Pari = expresses fullness, completeness, 'round', intensity;

pari - na = parijanati = understands fully, completely, perfectly; parivatteti = turns round; paricarati = attends, serves, paribhasati = reviles, abuses; pariharati = bears, uses; paripunna = filled completely; paridhavati = runs about.



Book Review


[13 X 19 cm. 520 pages. Published by the Buddhist Missionary Society, Kuala Lumpur. Reprinted by the Corporate Body of the Buddha Educational Foundation, Taiwan]

This book is a collection of thirty one articles concerning different aspects of Buddhism, written in a simple and concise manner. The twelve authors who have written these articles are well-known scholars, whose treatises on Buddhism are well reputed, and the authors are highly respected in academic institutions all over the world.

The topics covered are the general views of Buddhism, the Buddha and his teachings, Buddhism and life, Buddhist approach to problems, Buddhist practices, Religion in a scientific age and also subject of general interest. The common aim of the articles, is to clarify a number of misconceptions regarding Buddhism and also to stress the uniqueness of the Buddha's teaching. For deriving the maximum benefit the articles should be read slowly and mindfully, and the arguments presented by each writer should be pondered upon , in order to get an insight of the excellent teaching.

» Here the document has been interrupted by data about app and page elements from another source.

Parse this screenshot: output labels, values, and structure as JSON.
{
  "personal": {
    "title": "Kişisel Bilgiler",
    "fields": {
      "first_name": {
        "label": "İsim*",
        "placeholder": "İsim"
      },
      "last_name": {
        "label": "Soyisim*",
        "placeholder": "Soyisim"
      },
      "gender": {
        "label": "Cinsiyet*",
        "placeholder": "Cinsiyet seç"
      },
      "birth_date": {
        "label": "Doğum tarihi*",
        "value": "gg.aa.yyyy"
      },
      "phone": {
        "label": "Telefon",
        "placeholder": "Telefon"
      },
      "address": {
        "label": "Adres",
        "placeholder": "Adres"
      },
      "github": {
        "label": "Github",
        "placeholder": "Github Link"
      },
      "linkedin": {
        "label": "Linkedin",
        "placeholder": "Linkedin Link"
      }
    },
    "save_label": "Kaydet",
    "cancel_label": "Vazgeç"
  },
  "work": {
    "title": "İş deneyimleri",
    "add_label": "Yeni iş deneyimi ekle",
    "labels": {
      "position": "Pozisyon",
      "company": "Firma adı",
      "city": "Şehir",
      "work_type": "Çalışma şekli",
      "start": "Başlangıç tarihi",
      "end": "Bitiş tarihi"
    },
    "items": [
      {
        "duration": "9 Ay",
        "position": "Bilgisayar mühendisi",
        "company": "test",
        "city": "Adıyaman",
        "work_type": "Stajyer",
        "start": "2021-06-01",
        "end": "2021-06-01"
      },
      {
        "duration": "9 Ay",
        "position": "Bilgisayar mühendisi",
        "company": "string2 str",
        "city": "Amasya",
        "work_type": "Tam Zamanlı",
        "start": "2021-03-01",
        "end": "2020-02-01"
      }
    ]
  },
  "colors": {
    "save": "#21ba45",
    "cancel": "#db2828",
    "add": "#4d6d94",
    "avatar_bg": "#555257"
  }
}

The articles are of such a high value that there is a great demand for this book, which now is in its third edition.